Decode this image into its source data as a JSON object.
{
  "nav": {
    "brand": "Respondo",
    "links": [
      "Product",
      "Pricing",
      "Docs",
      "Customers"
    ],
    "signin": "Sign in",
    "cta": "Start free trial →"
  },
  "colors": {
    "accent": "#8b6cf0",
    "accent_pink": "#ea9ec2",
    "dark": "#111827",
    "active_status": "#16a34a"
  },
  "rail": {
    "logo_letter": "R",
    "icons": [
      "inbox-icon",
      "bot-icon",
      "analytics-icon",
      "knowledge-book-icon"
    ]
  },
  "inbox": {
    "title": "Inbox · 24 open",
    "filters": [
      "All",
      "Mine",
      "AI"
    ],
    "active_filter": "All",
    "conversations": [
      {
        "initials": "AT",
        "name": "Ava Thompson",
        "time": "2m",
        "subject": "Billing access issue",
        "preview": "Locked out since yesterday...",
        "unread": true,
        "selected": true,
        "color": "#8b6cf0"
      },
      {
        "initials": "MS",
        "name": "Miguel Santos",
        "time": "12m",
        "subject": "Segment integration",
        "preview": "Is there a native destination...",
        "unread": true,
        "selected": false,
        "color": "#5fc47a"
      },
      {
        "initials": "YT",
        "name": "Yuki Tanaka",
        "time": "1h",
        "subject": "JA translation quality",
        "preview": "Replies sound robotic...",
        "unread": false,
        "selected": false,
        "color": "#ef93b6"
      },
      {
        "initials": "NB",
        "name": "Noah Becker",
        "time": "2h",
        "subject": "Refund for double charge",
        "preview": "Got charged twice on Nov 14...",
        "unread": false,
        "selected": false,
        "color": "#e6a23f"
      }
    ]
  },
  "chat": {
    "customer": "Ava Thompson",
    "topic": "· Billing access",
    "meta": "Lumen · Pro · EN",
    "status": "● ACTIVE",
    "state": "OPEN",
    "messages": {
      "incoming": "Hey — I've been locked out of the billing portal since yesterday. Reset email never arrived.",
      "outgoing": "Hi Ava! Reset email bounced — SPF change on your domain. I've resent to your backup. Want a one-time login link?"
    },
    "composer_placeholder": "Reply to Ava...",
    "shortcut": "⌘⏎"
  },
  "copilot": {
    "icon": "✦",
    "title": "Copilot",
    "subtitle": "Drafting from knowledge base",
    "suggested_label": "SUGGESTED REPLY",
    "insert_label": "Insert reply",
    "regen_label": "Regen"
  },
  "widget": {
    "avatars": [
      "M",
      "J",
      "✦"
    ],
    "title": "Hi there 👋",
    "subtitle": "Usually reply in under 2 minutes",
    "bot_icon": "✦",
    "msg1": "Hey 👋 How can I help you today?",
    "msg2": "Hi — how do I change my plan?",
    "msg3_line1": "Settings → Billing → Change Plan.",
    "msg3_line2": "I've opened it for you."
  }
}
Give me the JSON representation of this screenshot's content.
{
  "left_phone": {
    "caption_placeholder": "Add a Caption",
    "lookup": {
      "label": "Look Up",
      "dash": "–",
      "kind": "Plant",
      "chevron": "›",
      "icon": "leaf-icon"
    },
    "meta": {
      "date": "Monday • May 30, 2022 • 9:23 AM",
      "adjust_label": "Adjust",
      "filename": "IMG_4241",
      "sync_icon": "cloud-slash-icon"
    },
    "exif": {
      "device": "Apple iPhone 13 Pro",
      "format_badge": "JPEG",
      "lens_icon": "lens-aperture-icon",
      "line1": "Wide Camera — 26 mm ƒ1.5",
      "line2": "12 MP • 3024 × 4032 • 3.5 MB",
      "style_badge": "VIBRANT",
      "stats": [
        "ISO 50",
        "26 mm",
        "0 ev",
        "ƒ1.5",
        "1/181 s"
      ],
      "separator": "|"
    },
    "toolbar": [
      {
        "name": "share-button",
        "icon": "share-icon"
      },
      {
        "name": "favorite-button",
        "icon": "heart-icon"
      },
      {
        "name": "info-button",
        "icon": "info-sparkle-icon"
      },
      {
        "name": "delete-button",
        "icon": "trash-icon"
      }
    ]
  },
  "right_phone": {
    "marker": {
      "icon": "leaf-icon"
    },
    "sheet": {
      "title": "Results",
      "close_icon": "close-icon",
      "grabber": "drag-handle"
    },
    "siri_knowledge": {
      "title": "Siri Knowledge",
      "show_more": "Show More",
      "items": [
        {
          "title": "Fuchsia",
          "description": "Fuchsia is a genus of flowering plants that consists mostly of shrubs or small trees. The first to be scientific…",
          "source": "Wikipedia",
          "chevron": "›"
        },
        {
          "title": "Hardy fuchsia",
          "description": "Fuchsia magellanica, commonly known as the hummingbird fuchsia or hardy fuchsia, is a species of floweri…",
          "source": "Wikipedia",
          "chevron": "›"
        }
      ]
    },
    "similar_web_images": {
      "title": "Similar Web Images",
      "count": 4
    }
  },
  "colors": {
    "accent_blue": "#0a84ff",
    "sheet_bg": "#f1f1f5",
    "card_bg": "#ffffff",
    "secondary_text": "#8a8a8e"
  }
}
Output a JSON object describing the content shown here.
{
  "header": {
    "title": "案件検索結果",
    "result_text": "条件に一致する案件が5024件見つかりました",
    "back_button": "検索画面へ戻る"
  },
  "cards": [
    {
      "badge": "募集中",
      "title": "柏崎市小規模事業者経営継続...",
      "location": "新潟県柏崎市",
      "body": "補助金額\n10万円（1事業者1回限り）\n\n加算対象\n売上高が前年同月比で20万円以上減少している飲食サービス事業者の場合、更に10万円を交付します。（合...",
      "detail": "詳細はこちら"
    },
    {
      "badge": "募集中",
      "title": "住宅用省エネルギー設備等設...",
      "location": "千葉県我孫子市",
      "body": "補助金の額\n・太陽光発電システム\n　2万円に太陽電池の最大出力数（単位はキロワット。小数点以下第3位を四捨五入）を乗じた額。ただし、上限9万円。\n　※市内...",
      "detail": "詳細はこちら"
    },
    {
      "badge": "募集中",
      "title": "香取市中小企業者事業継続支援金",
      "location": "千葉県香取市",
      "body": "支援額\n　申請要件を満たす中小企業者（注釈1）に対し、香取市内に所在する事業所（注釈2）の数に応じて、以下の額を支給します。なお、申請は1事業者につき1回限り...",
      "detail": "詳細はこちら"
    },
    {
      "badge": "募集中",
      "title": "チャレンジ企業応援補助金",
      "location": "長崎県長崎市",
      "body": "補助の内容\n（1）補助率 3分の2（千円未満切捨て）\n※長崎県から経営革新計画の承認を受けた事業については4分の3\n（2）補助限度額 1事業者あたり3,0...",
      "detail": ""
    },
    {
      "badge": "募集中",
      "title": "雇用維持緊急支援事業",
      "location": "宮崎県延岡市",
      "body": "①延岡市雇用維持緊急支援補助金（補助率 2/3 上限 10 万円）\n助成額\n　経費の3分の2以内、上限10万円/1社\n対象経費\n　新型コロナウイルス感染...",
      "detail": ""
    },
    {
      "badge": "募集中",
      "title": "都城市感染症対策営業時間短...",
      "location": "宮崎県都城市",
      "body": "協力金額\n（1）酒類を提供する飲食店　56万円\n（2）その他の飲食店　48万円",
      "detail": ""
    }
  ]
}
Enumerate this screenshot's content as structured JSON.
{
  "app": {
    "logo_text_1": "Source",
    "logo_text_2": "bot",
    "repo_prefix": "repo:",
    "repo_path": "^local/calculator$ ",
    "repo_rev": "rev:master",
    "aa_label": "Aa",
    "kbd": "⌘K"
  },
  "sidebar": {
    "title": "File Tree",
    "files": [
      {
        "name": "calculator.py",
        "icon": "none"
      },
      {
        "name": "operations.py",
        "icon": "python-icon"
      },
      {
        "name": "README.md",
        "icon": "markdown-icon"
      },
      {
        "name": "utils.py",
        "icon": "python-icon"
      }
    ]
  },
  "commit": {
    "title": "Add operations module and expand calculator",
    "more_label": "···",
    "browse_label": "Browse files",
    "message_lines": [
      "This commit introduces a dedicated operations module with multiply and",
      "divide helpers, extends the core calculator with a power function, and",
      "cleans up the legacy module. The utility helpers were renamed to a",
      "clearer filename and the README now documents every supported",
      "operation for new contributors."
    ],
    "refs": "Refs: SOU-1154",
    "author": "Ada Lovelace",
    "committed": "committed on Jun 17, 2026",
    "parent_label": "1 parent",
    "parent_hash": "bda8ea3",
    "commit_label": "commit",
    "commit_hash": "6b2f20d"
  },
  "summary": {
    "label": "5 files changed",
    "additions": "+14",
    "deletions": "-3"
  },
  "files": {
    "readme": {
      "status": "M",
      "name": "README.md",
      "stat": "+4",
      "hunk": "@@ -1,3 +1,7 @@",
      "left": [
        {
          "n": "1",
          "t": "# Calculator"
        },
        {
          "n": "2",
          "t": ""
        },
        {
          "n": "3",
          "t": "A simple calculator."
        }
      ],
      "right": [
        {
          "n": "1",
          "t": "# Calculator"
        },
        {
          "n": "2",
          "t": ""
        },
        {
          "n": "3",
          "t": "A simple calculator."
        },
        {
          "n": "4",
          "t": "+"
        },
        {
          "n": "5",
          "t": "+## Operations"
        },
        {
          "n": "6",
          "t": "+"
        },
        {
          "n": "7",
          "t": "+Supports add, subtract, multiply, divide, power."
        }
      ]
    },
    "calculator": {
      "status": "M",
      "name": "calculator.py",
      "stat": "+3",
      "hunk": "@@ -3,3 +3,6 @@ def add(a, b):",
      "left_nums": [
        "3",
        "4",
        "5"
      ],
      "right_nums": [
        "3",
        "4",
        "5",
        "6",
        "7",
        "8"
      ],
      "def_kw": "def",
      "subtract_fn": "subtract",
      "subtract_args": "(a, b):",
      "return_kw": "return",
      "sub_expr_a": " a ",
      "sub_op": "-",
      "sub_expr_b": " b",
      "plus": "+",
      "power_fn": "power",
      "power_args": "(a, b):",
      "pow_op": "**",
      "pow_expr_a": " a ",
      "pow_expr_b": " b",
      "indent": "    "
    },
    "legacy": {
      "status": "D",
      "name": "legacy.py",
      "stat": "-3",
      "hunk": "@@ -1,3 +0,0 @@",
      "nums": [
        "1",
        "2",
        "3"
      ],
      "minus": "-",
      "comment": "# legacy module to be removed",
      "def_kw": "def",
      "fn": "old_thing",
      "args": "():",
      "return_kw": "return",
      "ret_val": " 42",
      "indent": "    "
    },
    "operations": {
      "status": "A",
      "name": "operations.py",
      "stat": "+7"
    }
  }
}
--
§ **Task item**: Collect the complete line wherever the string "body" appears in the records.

§ **Written solution**:
      "body": "補助金額\n10万円（1事業者1回限り）\n\n加算対象\n売上高が前年同月比で20万円以上減少している飲食サービス事業者の場合、更に10万円を交付します。（合...",
      "body": "補助金の額\n・太陽光発電システム\n　2万円に太陽電池の最大出力数（単位はキロワット。小数点以下第3位を四捨五入）を乗じた額。ただし、上限9万円。\n　※市内...",
      "body": "支援額\n　申請要件を満たす中小企業者（注釈1）に対し、香取市内に所在する事業所（注釈2）の数に応じて、以下の額を支給します。なお、申請は1事業者につき1回限り...",
      "body": "補助の内容\n（1）補助率 3分の2（千円未満切捨て）\n※長崎県から経営革新計画の承認を受けた事業については4分の3\n（2）補助限度額 1事業者あたり3,0...",
      "body": "①延岡市雇用維持緊急支援補助金（補助率 2/3 上限 10 万円）\n助成額\n　経費の3分の2以内、上限10万円/1社\n対象経費\n　新型コロナウイルス感染...",
      "body": "協力金額\n（1）酒類を提供する飲食店　56万円\n（2）その他の飲食店　48万円",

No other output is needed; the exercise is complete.